Brown County, Indiana, is celebrated for its gorgeous scenery, and its sprinkling of covered bridges. This drive takes you to some of the highlights of the county.
Begin in Columbus, Indiana
Begin in Columbus, which is a city that serves as an open-air architectural museum. Forward thinking civic leaders made incentives for those who were contemplating new buildings, to work with celebrated architects. As a result, they have architecture by many of the best known architects of the later twentieth century, including: I.M. Pei’s public library, Eliel Saarinen’s church, Henry Moore’s Large Arch, Gunnar Birkert’s church, Gunnar Birkert’s school, Eero Saarinen’s bank, Myron Goldsmith’s newspaper office, Dale Chihuly’s Yellow Chandelier and Persians, Jean Tinguley’s Chaos I, Edward Charles Bassett’s City Hall, and Koetter Kim’s Commons.
While in Columbus, enjoy a meal at Amazing Joe’s or Papa’s Grill.
Through Clarksdale, Indiana
Next, head west on IN 46, through the hamlet of Stony Lonesome, which earned the name because of its isolated location and rocky terrain. You will continue through Clarksdale, which was named in honor of the explorer George Rogers Clark. At Gnaw Bone you have a chance to visit the Bear Wallow Distillery, the Brown County Winery, and Brown County Antique Mall. You can count on a good meal at the Gnaw Bone Food & Fuel.
Find Mail Pouch Barns on Your Way to Nashville, Indiana
For Mail Pouch Barn aficionados, there are two old painted Chew Mail Pouch barns in the Nashville area. One is on this drive, on the south side of 46, after Stoney Lonesome but before Clarksdale, about a mile after the North Salem United Methodist Church. It is hard to see when the trees are in full leaf. The other is about five miles west of Nashville, also on 47, on the right side of the highway as you are going southwest. The barn is on a side road (Stray Deer Lane). The Mail Pouch sign faces south. Just the one end has the painted sign, on a black background. Mail Pouch advertising barns have been deemed historic landmarks.

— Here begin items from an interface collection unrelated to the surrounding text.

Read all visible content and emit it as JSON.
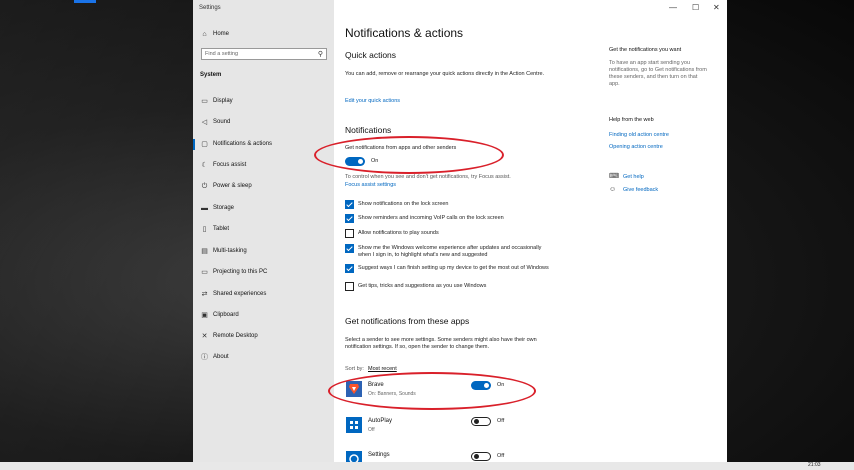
{
  "window": {
    "title": "Settings",
    "minimize": "—",
    "maximize": "☐",
    "close": "✕"
  },
  "sidebar": {
    "home": "Home",
    "search_placeholder": "Find a setting",
    "section": "System",
    "items": [
      {
        "label": "Display",
        "icon": "display-icon"
      },
      {
        "label": "Sound",
        "icon": "sound-icon"
      },
      {
        "label": "Notifications & actions",
        "icon": "notifications-icon"
      },
      {
        "label": "Focus assist",
        "icon": "focus-assist-icon"
      },
      {
        "label": "Power & sleep",
        "icon": "power-icon"
      },
      {
        "label": "Storage",
        "icon": "storage-icon"
      },
      {
        "label": "Tablet",
        "icon": "tablet-icon"
      },
      {
        "label": "Multi-tasking",
        "icon": "multitasking-icon"
      },
      {
        "label": "Projecting to this PC",
        "icon": "projecting-icon"
      },
      {
        "label": "Shared experiences",
        "icon": "shared-icon"
      },
      {
        "label": "Clipboard",
        "icon": "clipboard-icon"
      },
      {
        "label": "Remote Desktop",
        "icon": "remote-desktop-icon"
      },
      {
        "label": "About",
        "icon": "about-icon"
      }
    ]
  },
  "main": {
    "title": "Notifications & actions",
    "quick_actions": {
      "heading": "Quick actions",
      "desc": "You can add, remove or rearrange your quick actions directly in the Action Centre.",
      "link": "Edit your quick actions"
    },
    "notifications": {
      "heading": "Notifications",
      "get_label": "Get notifications from apps and other senders",
      "toggle_state": "On",
      "focus_text": "To control when you see and don't get notifications, try Focus assist.",
      "focus_link": "Focus assist settings",
      "checkboxes": [
        {
          "label": "Show notifications on the lock screen",
          "checked": true
        },
        {
          "label": "Show reminders and incoming VoIP calls on the lock screen",
          "checked": true
        },
        {
          "label": "Allow notifications to play sounds",
          "checked": false
        },
        {
          "label": "Show me the Windows welcome experience after updates and occasionally when I sign in, to highlight what's new and suggested",
          "checked": true
        },
        {
          "label": "Suggest ways I can finish setting up my device to get the most out of Windows",
          "checked": true
        },
        {
          "label": "Get tips, tricks and suggestions as you use Windows",
          "checked": false
        }
      ]
    },
    "senders": {
      "heading": "Get notifications from these apps",
      "desc": "Select a sender to see more settings. Some senders might also have their own notification settings. If so, open the sender to change them.",
      "sort_label": "Sort by:",
      "sort_value": "Most recent",
      "apps": [
        {
          "name": "Brave",
          "sub": "On: Banners, Sounds",
          "state": "On",
          "icon": "brave-icon",
          "color": "#fb542b"
        },
        {
          "name": "AutoPlay",
          "sub": "Off",
          "state": "Off",
          "icon": "autoplay-icon",
          "color": "#0067c0"
        },
        {
          "name": "Settings",
          "sub": "",
          "state": "Off",
          "icon": "settings-icon",
          "color": "#0067c0"
        }
      ]
    }
  },
  "right": {
    "help_heading": "Get the notifications you want",
    "help_text": "To have an app start sending you notifications, go to Get notifications from these senders, and then turn on that app.",
    "web_heading": "Help from the web",
    "web_links": [
      "Finding old action centre",
      "Opening action centre"
    ],
    "get_help": "Get help",
    "give_feedback": "Give feedback"
  },
  "taskbar": {
    "time": "21:03"
  }
}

Ramp Creek Covered Bridge
Along your way toward Nashville, or on your way back as you enter Brown County State Park, be sure to see the Ramp Creek Covered Bridge. It was built by Henry Wolf in 1838, and moved to its current location in 1932. It’s the only double tunnel bridge in Indiana (and one of only four in the entire United States). It is also the oldest covered bridge still standing in the state of Indiana. You can find Ramp Creek Covered Bridge at the North Entrance of the Brown County State Park, crossing over Salt Creek.
Visiting Nashville, Indiana
Continue on to Nashville, the heart of Brown County. Begin at the Brown County Convention and Visitors’ Bureau at 10 N Van Buren Street, to get an overview of the county and of Nashville. Great maps and pamphlets are available here. Then explore the shops in this art colony, and visit the quaint Pioneer Museum, to experience Brown County the way it was when the early settlers first arrived. Nashville is the perfect town for strolling or wandering, and there are some great restaurants, such as Hobnob and Bigwoods. For something lighter, try Sweetea’s Tea Shop or Fearrin’s Ice Cream and Yogurt.
To Covered Bridge Road
Take 135 north on a pretty, wooded, winding route to Covered Bridge Road, in order to visit to the Bean Blossom Covered Bridge, which was built by Captain Joseph Balsey in 1880. One of only three Howe Single Through Truss bridges known to still exist, the Bean Blossom formerly was on the main road to Nashville, until State Road 135 bypassed it in 1936. It is open to one-lane traffic that compiles with its clearances: Deck width of 11.8 feet, vertical clearance above deck: 11.5 feet. For country dining, take Gaitsville Road east to The Farmhouse Café and Tea Room.
Brown County State Park
Next, explore the expansive Brown County State Park. The majestic hills of the park are nicknamed the Little Smoky Mountains. Visit the lovely Abe Martin Lodge, drive the Kim Hubbard Ridge, see the hamlet of Maumee, and soak in the scenery, which is especially beautiful when the leaves are changing. A drive through the park is worth the admission price of $7. Take pack a picnic, enjoy the views at the lookouts, relax on one of the hiking trails, go boating or swimming in season. It’s Indiana’s largest State Park.
Other popular outdoor destinations in the Brown County area include Yellowwood State Forest, simply beautiful in the fall whether you drive it or hike it. A bit further south is the Hoosier National Forest, Bluespring Cave with its boat tours, and historic Bedford.